The holidays are a hectic time of the year, and not just for your social calendar. Your credit card joins in on the hustle and bustle as you shop for presents, groceries, and flights online.
As you move down your list, you’re sharing your financial details with each purchase you make. You can trust this exchange of information to be safe, but you are opening yourself to risk.
Instances of fraud surge at this time of year, and your shopping habits could make you a prime target.
While you might be worried about curating the perfect holiday during the hustle and bustle, your cybersecurity should be top of mind throughout the season. Here’s what you can do to remain safe.
Shop Over Secured Networks
With a smartphone in your hand, you can get your shopping done anywhere you get Internet. But you’ll want to think twice about snagging a deal using free Wi-Fi.
The unsecured networks found at coffee shops and shopping centers are easily hijacked by those in the know. It doesn’t take much for an experienced fraudster to hop on the network and eavesdrop on your activity. That includes login credentials and financial info you share to check accounts and make purchases.
Wait until you’re on a secured network you can trust before you do anything financial online. This rule extends beyond shopping to include transferring money, checking bank balances, or paying off loans online.
Strengthen Your At-Home Network
A secured network at home is safer than any public connection, but it may still have some security holes. Before you shop or apply online to borrow money, you’ll want to patch these vulnerabilities:
- Change the default name (or SSID) and password of your router
- Accept router software updates regularly
- Consider using a VPN to encrypt your data
Don’t Use Your Debit Card Online
If you’re worried about wracking up debt this holiday, using your debit card eliminates the temptation of dipping into credit you can’t afford. However, you might want to think twice about using this account online.
When you use a debit card, you share this account’s information with the retailer. If their servers are hit in a cyberattack, all the information someone needs to log into your checking account is exposed. A fraudster could have the keys to this account, including any other savings account, short term personal loans, investments, mortgage, or line of credit attached.
A credit card, on the other hand, is an isolated account. If it’s exposed in a data breach, fraudsters will only have that card’s information — not your entire bank account.

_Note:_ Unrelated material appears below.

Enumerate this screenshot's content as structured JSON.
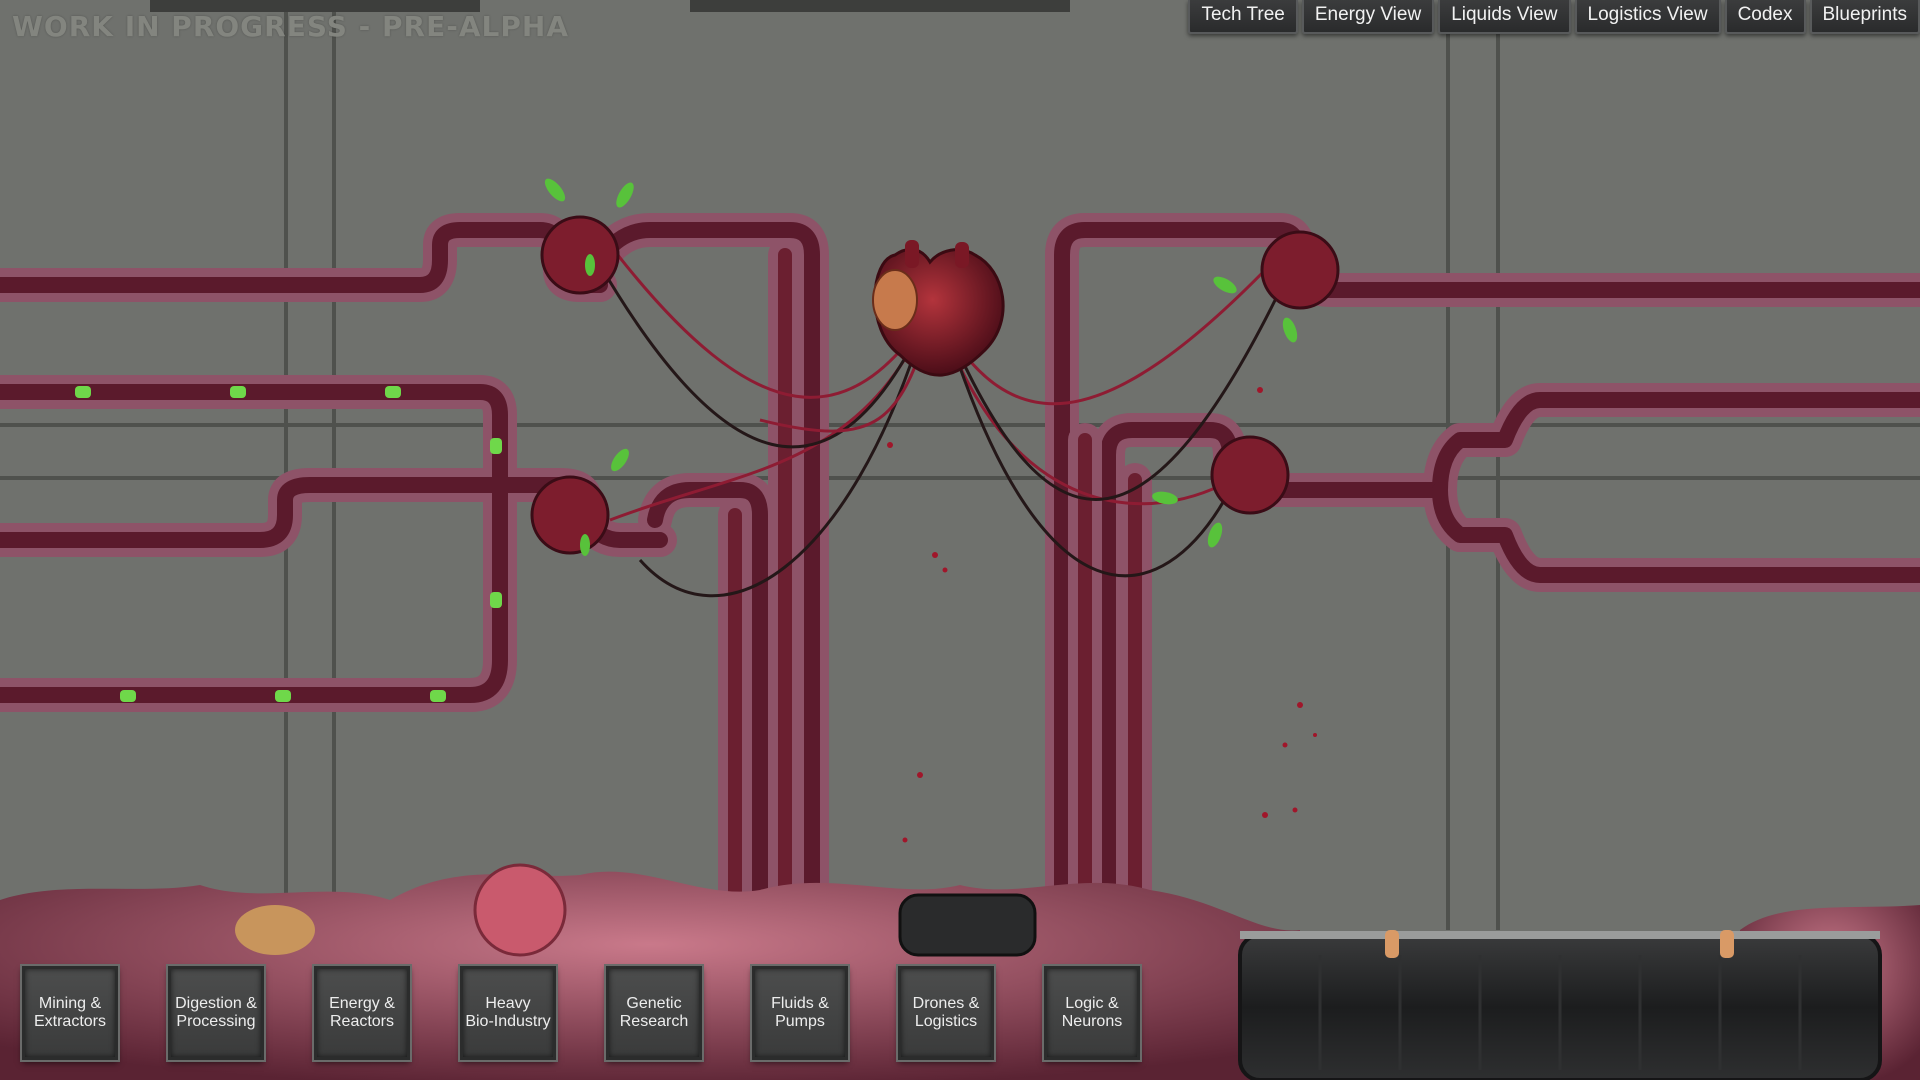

Review Your Financial Statements
To make sure someone hasn’t taken your financials for a ride, you’ll want to check all your accounts. That includes your statements for your checking account as well as any short-term personal loans, credit cards, or line of credit loans you may have.

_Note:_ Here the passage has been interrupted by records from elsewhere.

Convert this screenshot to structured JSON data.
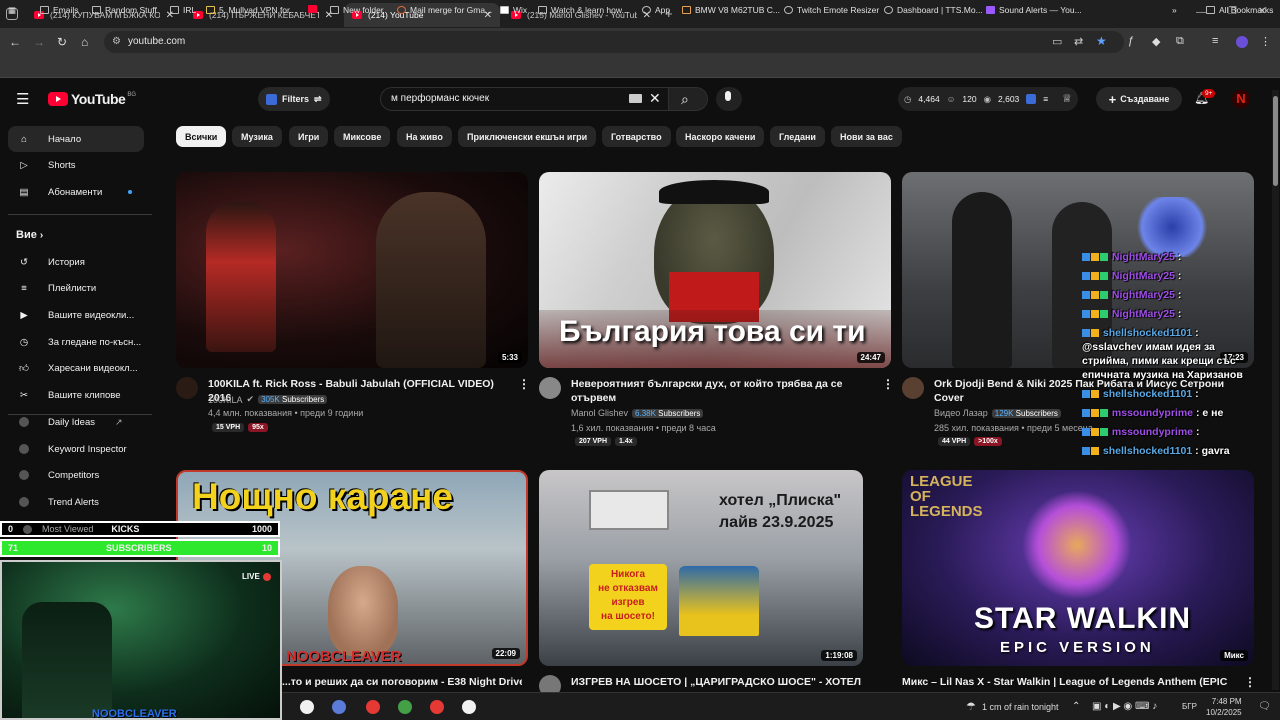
{
  "browser": {
    "tabs": [
      {
        "label": "(214) КУПУВАМ МЪЖКА КОЛА",
        "active": false
      },
      {
        "label": "(214) ПЪРЖЕНИ КЕБАБЧЕТА С",
        "active": false
      },
      {
        "label": "(214) YouTube",
        "active": true
      },
      {
        "label": "(215) Manol Glishev - YouTube",
        "active": false
      }
    ],
    "url": "youtube.com",
    "bookmarks": [
      "Emails",
      "Random Stuff",
      "IRL",
      "5. Mullvad VPN for...",
      "New folder",
      "Mail merge for Gma...",
      "Wix",
      "Watch & learn how...",
      "App",
      "BMW V8 M62TUB C...",
      "Twitch Emote Resizer",
      "Dashboard | TTS.Mo...",
      "Sound Alerts — You..."
    ],
    "all_bookmarks": "All Bookmarks"
  },
  "header": {
    "logo": "YouTube",
    "country_code": "BG",
    "filters_label": "Filters",
    "search_value": "м перформанс кючек",
    "stats": [
      "4,464",
      "120",
      "2,603"
    ],
    "create_label": "Създаване",
    "notif_count": "9+",
    "avatar_letter": "N"
  },
  "sidebar": {
    "main": [
      {
        "label": "Начало",
        "icon": "home-icon"
      },
      {
        "label": "Shorts",
        "icon": "shorts-icon"
      },
      {
        "label": "Абонаменти",
        "icon": "subscriptions-icon"
      }
    ],
    "you_heading": "Вие",
    "you": [
      {
        "label": "История",
        "icon": "history-icon"
      },
      {
        "label": "Плейлисти",
        "icon": "playlist-icon"
      },
      {
        "label": "Вашите видеокли...",
        "icon": "video-icon"
      },
      {
        "label": "За гледане по-късн...",
        "icon": "clock-icon"
      },
      {
        "label": "Харесани видеокл...",
        "icon": "like-icon"
      },
      {
        "label": "Вашите клипове",
        "icon": "scissors-icon"
      }
    ],
    "tools": [
      "Daily Ideas",
      "Keyword Inspector",
      "Competitors",
      "Trend Alerts"
    ]
  },
  "chips": [
    "Всички",
    "Музика",
    "Игри",
    "Миксове",
    "На живо",
    "Приключенски екшън игри",
    "Готварство",
    "Наскоро качени",
    "Гледани",
    "Нови за вас"
  ],
  "videos": [
    {
      "title": "100KILA ft. Rick Ross - Babuli Jabulah (OFFICIAL VIDEO) 2016",
      "channel": "100KILA",
      "subs": "305K",
      "subs_word": "Subscribers",
      "meta": "4,4 млн. показвания • преди 9 години",
      "vph": "15 VPH",
      "ratio": "95x",
      "duration": "5:33"
    },
    {
      "title": "Невероятният български дух, от който трябва да се отървем",
      "channel": "Manol Glishev",
      "subs": "6.38K",
      "subs_word": "Subscribers",
      "meta": "1,6 хил. показвания • преди 8 часа",
      "vph": "207 VPH",
      "ratio": "1.4x",
      "duration": "24:47",
      "thumb_text": "България това си ти"
    },
    {
      "title": "Ork Djodji Bend & Niki 2025 Пак Рибата и Иисус Сетрони Cover",
      "channel": "Видео Лазар",
      "subs": "129K",
      "subs_word": "Subscribers",
      "meta": "285 хил. показвания • преди 5 месеца",
      "vph": "44 VPH",
      "ratio": ">100x",
      "duration": "17:23"
    },
    {
      "title": "...то и реших да си поговорим - E38 Night Drive",
      "duration": "22:09",
      "thumb_text": "Нощно каране",
      "thumb_sub": "NOOBCLEAVER"
    },
    {
      "title": "ИЗГРЕВ НА ШОСЕТО | „ЦАРИГРАДСКО ШОСЕ\" - ХОТЕЛ",
      "duration": "1:19:08",
      "thumb_text": "хотел „Плиска\"",
      "thumb_text2": "лайв 23.9.2025",
      "thumb_sign": [
        "Никога",
        "не отказвам",
        "изгрев",
        "на шосето!"
      ]
    },
    {
      "title": "Микс – Lil Nas X - Star Walkin | League of Legends Anthem (EPIC",
      "duration": "Микс",
      "thumb_text": "STAR WALKIN",
      "thumb_text2": "EPIC VERSION",
      "thumb_logo": "LEAGUE OF LEGENDS"
    }
  ],
  "overlay": {
    "kicks_num": "0",
    "kicks_label": "Most Viewed",
    "kicks_title": "KICKS",
    "kicks_goal": "1000",
    "subs_num": "71",
    "subs_label": "SUBSCRIBERS",
    "subs_goal": "10",
    "live_label": "LIVE",
    "streamer": "NOOBCLEAVER"
  },
  "chat": [
    {
      "name": "NightMary25",
      "text": ":",
      "color": "purple"
    },
    {
      "name": "NightMary25",
      "text": ":",
      "color": "purple"
    },
    {
      "name": "NightMary25",
      "text": ":",
      "color": "purple"
    },
    {
      "name": "NightMary25",
      "text": ":",
      "color": "purple"
    },
    {
      "name": "shellshocked1101",
      "text": ": @sslavchev имам идея за стрийма, пими как крещи със епичната музика на Харизанов",
      "color": "cyan"
    },
    {
      "name": "shellshocked1101",
      "text": ":",
      "color": "cyan"
    },
    {
      "name": "mssoundyprime",
      "text": ": е не",
      "color": "purple"
    },
    {
      "name": "mssoundyprime",
      "text": ":",
      "color": "purple"
    },
    {
      "name": "shellshocked1101",
      "text": ": gavra",
      "color": "cyan"
    }
  ],
  "taskbar": {
    "weather": "1 cm of rain tonight",
    "lang": "БГР",
    "time": "7:48 PM",
    "date": "10/2/2025"
  }
}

Do this roughly once a week, keeping your eyes peeled for any transactions you don’t recognize. You’ll also want to check your credit report at least once this season, looking for the following issues:

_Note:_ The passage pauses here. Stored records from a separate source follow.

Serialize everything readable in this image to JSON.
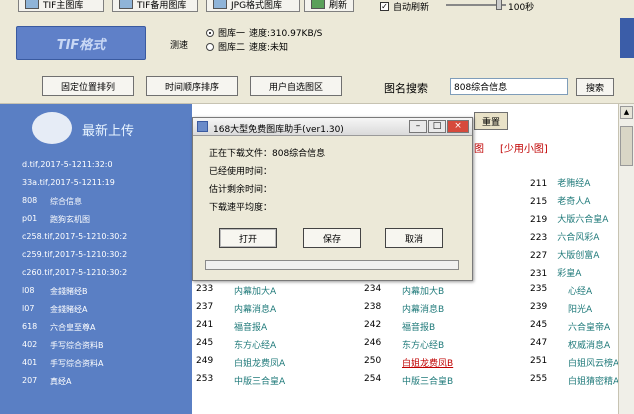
{
  "toolbar": {
    "tif_main": "TIF主图库",
    "tif_backup": "TIF备用图库",
    "jpg": "JPG格式图库",
    "refresh": "刷新",
    "auto_refresh": "自动刷新",
    "interval": "100秒"
  },
  "header": {
    "logo_text": "TIF格式",
    "speed_test_label": "测速",
    "lib1_label": "图库一",
    "lib1_speed": "速度:310.97KB/S",
    "lib2_label": "图库二",
    "lib2_speed": "速度:未知"
  },
  "buttons": {
    "fixed_order": "固定位置排列",
    "time_order": "时间顺序排序",
    "user_custom": "用户自选图区",
    "search_label": "图名搜索",
    "search_value": "808综合信息",
    "search_btn": "搜索"
  },
  "left": {
    "title": "最新上传",
    "items": [
      {
        "code": "d.tif,2017-5-1211:32:0",
        "name": ""
      },
      {
        "code": "33a.tif,2017-5-1211:19",
        "name": ""
      },
      {
        "code": "808",
        "name": "综合信息"
      },
      {
        "code": "p01",
        "name": "跑狗玄机图"
      },
      {
        "code": "c258.tif,2017-5-1210:30:2",
        "name": ""
      },
      {
        "code": "c259.tif,2017-5-1210:30:2",
        "name": ""
      },
      {
        "code": "c260.tif,2017-5-1210:30:2",
        "name": ""
      },
      {
        "code": "l08",
        "name": "金錢賭经B"
      },
      {
        "code": "l07",
        "name": "金錢賭经A"
      },
      {
        "code": "618",
        "name": "六合皇至尊A"
      },
      {
        "code": "402",
        "name": "手写综合资料B"
      },
      {
        "code": "401",
        "name": "手写综合资料A"
      },
      {
        "code": "207",
        "name": "真经A"
      }
    ]
  },
  "right": {
    "reset": "重置",
    "header_fragment": "图",
    "small_pic": "[少用小图]",
    "rows": [
      {
        "n1": "233",
        "t1": "内幕加大A",
        "n2": "234",
        "t2": "内幕加大B",
        "n3": "235",
        "t3": "心经A"
      },
      {
        "n1": "237",
        "t1": "内幕消息A",
        "n2": "238",
        "t2": "内幕消息B",
        "n3": "239",
        "t3": "阳光A"
      },
      {
        "n1": "241",
        "t1": "福音报A",
        "n2": "242",
        "t2": "福音报B",
        "n3": "245",
        "t3": "六合皇帝A"
      },
      {
        "n1": "245",
        "t1": "东方心经A",
        "n2": "246",
        "t2": "东方心经B",
        "n3": "247",
        "t3": "权威消息A"
      },
      {
        "n1": "249",
        "t1": "白姐龙费凤A",
        "n2": "250",
        "t2": "白姐龙费凤B",
        "n3": "251",
        "t3": "白姐风云榜A"
      },
      {
        "n1": "253",
        "t1": "中版三合皇A",
        "n2": "254",
        "t2": "中版三合皇B",
        "n3": "255",
        "t3": "白姐猜密精A"
      }
    ],
    "top_col": [
      {
        "n": "211",
        "t": "老贿经A"
      },
      {
        "n": "215",
        "t": "老奇人A"
      },
      {
        "n": "219",
        "t": "大版六合皇A"
      },
      {
        "n": "223",
        "t": "六合风彩A"
      },
      {
        "n": "227",
        "t": "大版创富A"
      },
      {
        "n": "231",
        "t": "彩皇A"
      }
    ]
  },
  "dialog": {
    "title": "168大型免费图库助手(ver1.30)",
    "downloading": "正在下载文件：808综合信息",
    "elapsed": "已经使用时间：",
    "remaining": "估计剩余时间：",
    "avg_speed": "下载速平均度：",
    "open_btn": "打开",
    "save_btn": "保存",
    "cancel_btn": "取消",
    "progress": 0
  }
}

- Applications for accounts you didn’t submit
- Loans or lines of credit accounts you didn’t open
- Incorrect contact details, account balances, or delinquencies
Exposure in a data breach isn’t guaranteed this holiday, but your risk is higher at this time of year. Not only are you using your credit more often, but fraudsters are working hard to steal information. But you can make yourself less of a target by following this guide.